» Exercise objective
Look through the listing and locate every line containing the word "Configuration"; copy those lines.

» Given data
===

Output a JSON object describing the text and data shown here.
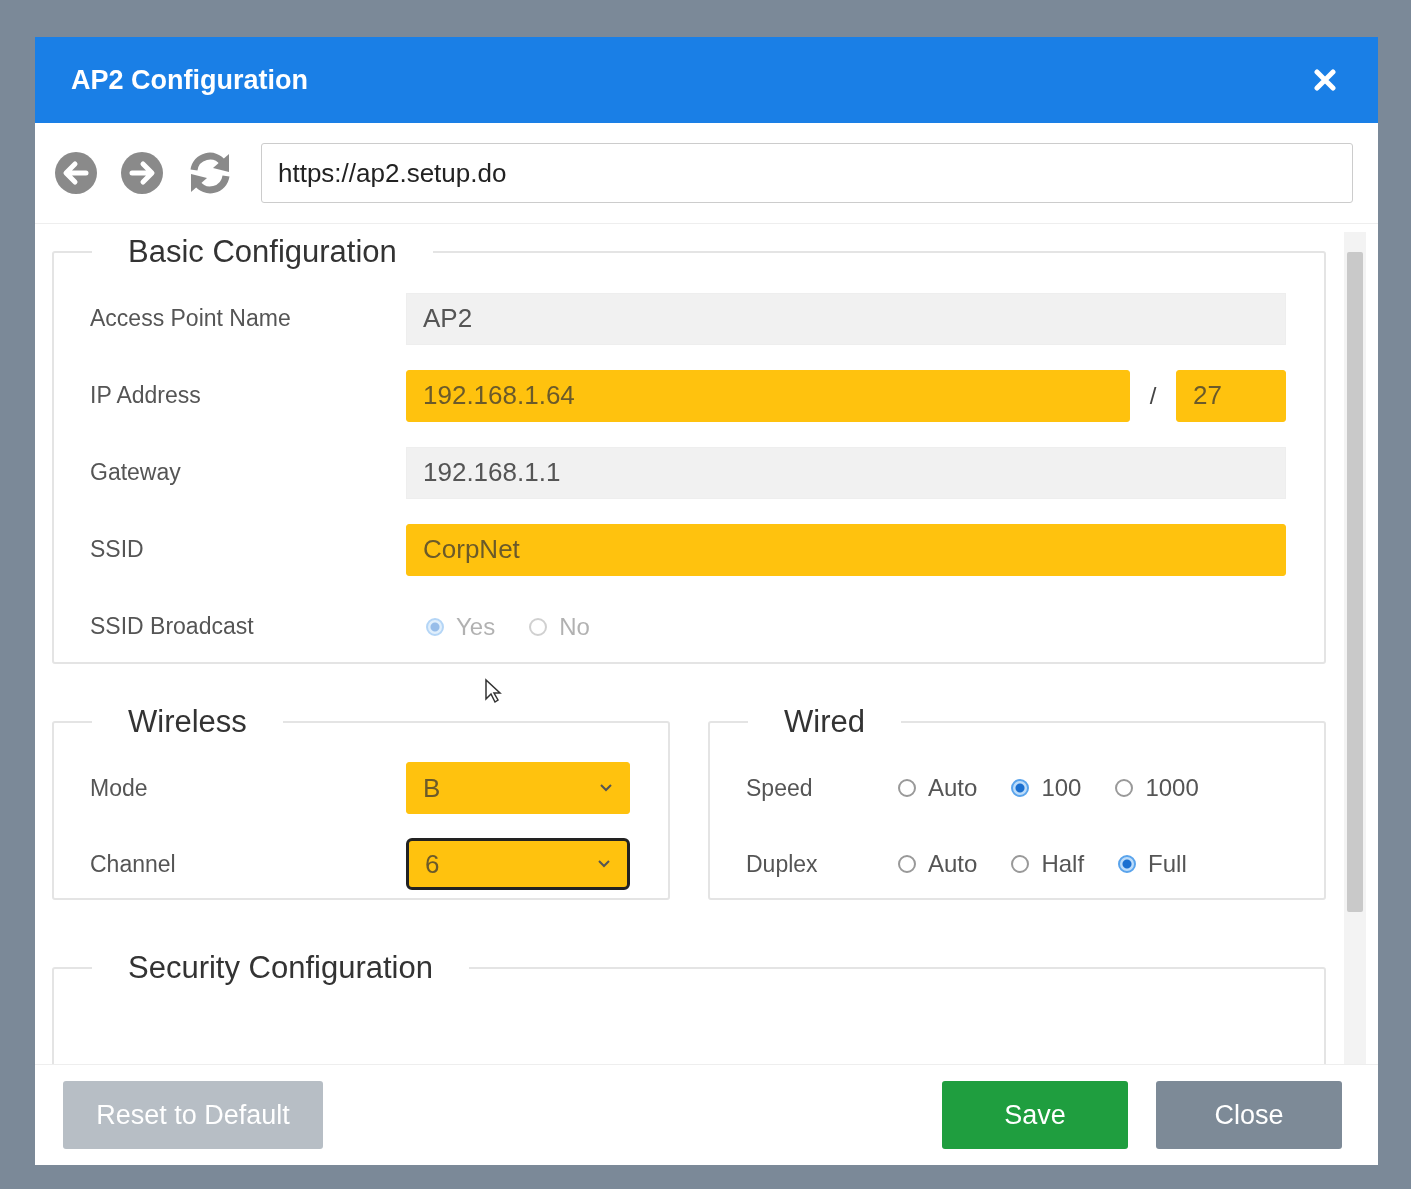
{
  "dialog": {
    "title": "AP2 Configuration"
  },
  "browser": {
    "url": "https://ap2.setup.do"
  },
  "basic": {
    "legend": "Basic Configuration",
    "fields": [
      {
        "kind": "text",
        "label": "Access Point Name",
        "value": "AP2",
        "highlighted": false,
        "disabled": true
      },
      {
        "kind": "ip",
        "label": "IP Address",
        "value": "192.168.1.64",
        "separator": "/",
        "mask": "27",
        "highlighted": true
      },
      {
        "kind": "text",
        "label": "Gateway",
        "value": "192.168.1.1",
        "highlighted": false,
        "disabled": true
      },
      {
        "kind": "text",
        "label": "SSID",
        "value": "CorpNet",
        "highlighted": true
      },
      {
        "kind": "radio",
        "label": "SSID Broadcast",
        "disabled": true,
        "options": [
          {
            "label": "Yes",
            "selected": true
          },
          {
            "label": "No",
            "selected": false
          }
        ]
      }
    ]
  },
  "wireless": {
    "legend": "Wireless",
    "fields": [
      {
        "label": "Mode",
        "value": "B",
        "highlighted": true,
        "focused": false
      },
      {
        "label": "Channel",
        "value": "6",
        "highlighted": true,
        "focused": true
      }
    ]
  },
  "wired": {
    "legend": "Wired",
    "rows": [
      {
        "label": "Speed",
        "options": [
          {
            "label": "Auto",
            "selected": false
          },
          {
            "label": "100",
            "selected": true
          },
          {
            "label": "1000",
            "selected": false
          }
        ]
      },
      {
        "label": "Duplex",
        "options": [
          {
            "label": "Auto",
            "selected": false
          },
          {
            "label": "Half",
            "selected": false
          },
          {
            "label": "Full",
            "selected": true
          }
        ]
      }
    ]
  },
  "security": {
    "legend": "Security Configuration"
  },
  "buttons": [
    {
      "kind": "reset",
      "label": "Reset to Default",
      "disabled": true
    },
    {
      "kind": "save",
      "label": "Save",
      "disabled": false
    },
    {
      "kind": "close",
      "label": "Close",
      "disabled": false
    }
  ]
}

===

» Exercise result
    "title": "AP2 Configuration"
    "legend": "Basic Configuration",
    "legend": "Security Configuration"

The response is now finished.